Live-action comic book movies are also seen as more of an action or comedy flick, and less of a film just for geeks. Even if you didn’t read comics yourself, chances are you already know many superheroes yourself and may be curious to see how they will play out on the big screen.
Despite all of this, there are other factors that question the longevity of comic book films. Are these movies in danger of oversaturating the marketplace? There are already so many comic book films coming out from 2016 to 2019, with a few even confirmed already for 2020. Back in 2013, director Steven Spielberg predicted Hollywood films were headed towards a “meltdown,” where budgets will have ballooned to such huge amounts of money that the industry won’t be able to sustain it. Each movie released has to fight to be more popular that the last one, and more money has to be spent on even bigger effects and even better graphics.
With this comes more and more movie reboots. They can only reboot Spider-Man so many times (seriously, stop it — especially repeating the origin stories!) before people are tired of it. Special effects are so overdone that we will begin to become desensitized, if we are not already.
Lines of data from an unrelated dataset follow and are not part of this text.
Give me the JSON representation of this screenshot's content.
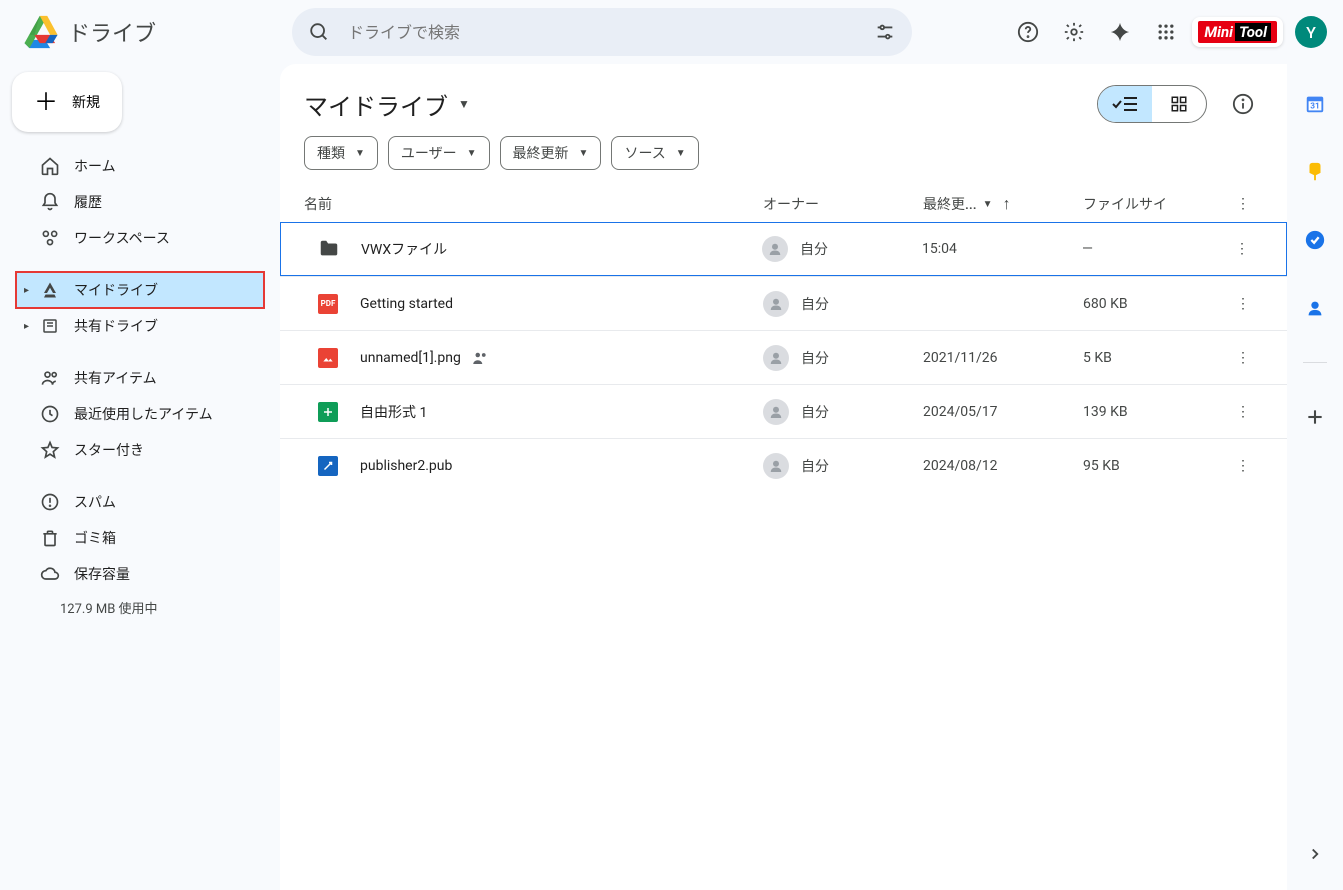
{
  "app": {
    "title": "ドライブ"
  },
  "search": {
    "placeholder": "ドライブで検索"
  },
  "avatar_initial": "Y",
  "extension_name": "MiniTool",
  "new_button": "新規",
  "sidebar": {
    "items": [
      {
        "label": "ホーム"
      },
      {
        "label": "履歴"
      },
      {
        "label": "ワークスペース"
      },
      {
        "label": "マイドライブ"
      },
      {
        "label": "共有ドライブ"
      },
      {
        "label": "共有アイテム"
      },
      {
        "label": "最近使用したアイテム"
      },
      {
        "label": "スター付き"
      },
      {
        "label": "スパム"
      },
      {
        "label": "ゴミ箱"
      },
      {
        "label": "保存容量"
      }
    ],
    "storage_usage": "127.9 MB 使用中"
  },
  "page": {
    "title": "マイドライブ"
  },
  "filters": [
    {
      "label": "種類"
    },
    {
      "label": "ユーザー"
    },
    {
      "label": "最終更新"
    },
    {
      "label": "ソース"
    }
  ],
  "columns": {
    "name": "名前",
    "owner": "オーナー",
    "modified": "最終更...",
    "size": "ファイルサイ"
  },
  "rows": [
    {
      "name": "VWXファイル",
      "owner": "自分",
      "modified": "15:04",
      "size": "—",
      "icon": "folder",
      "shared": false
    },
    {
      "name": "Getting started",
      "owner": "自分",
      "modified": "",
      "size": "680 KB",
      "icon": "pdf",
      "shared": false
    },
    {
      "name": "unnamed[1].png",
      "owner": "自分",
      "modified": "2021/11/26",
      "size": "5 KB",
      "icon": "image",
      "shared": true
    },
    {
      "name": "自由形式 1",
      "owner": "自分",
      "modified": "2024/05/17",
      "size": "139 KB",
      "icon": "sheet",
      "shared": false
    },
    {
      "name": "publisher2.pub",
      "owner": "自分",
      "modified": "2024/08/12",
      "size": "95 KB",
      "icon": "pub",
      "shared": false
    }
  ]
}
In good news, at least they’ll have to be more creative with movie choices, and keep our attention by focusing on the plot.
For example, think of Batman v Superman: Dawn of Justice. It was a film with amazing quality and an insane budget, yet reviews were not very positive and said that the plot and the movie itself weren’t as great as the graphics.
Despite this, I feel they will stick around. Comic books have been around for decades, and now they are not only in movies, but successfully booming in all mediums such as in TV series (Marvel’s Daredevil on Netflix) and in awesome video games based on them (The Wolf Among Us). They have also evolved to society’s needs. While “good” comic book heroes of the 1960s could easily solve problems with a few punches, the society of today wants something more.
Iron Man, Batman and Captain America do not just fight enemies to save the world, but many fight human issues such as insecurity, fear, and loss. Today’s heroes are flawed, and that is what many people want to see — extensions of ourselves, but wearing cool outfits. Perhaps people just like to feel as if they could be similar to a superhero. As Superman said: “I think a hero is an ordinary individual who finds strength to persevere and endure in spite of overwhelming obstacles.”
With their popularity, mostly universal appeal, and already made fanbase, you can expect comic book movies to stay around for a good while longer. While they may be replaced one day with a new era of movies, comic books have finally begun to be treated with the respect they deserve. Gone are the associations of them being childish and for losers, and in comes the hype, demand, and huge amounts of money to keep turning them into movies. ~Natalia Makarski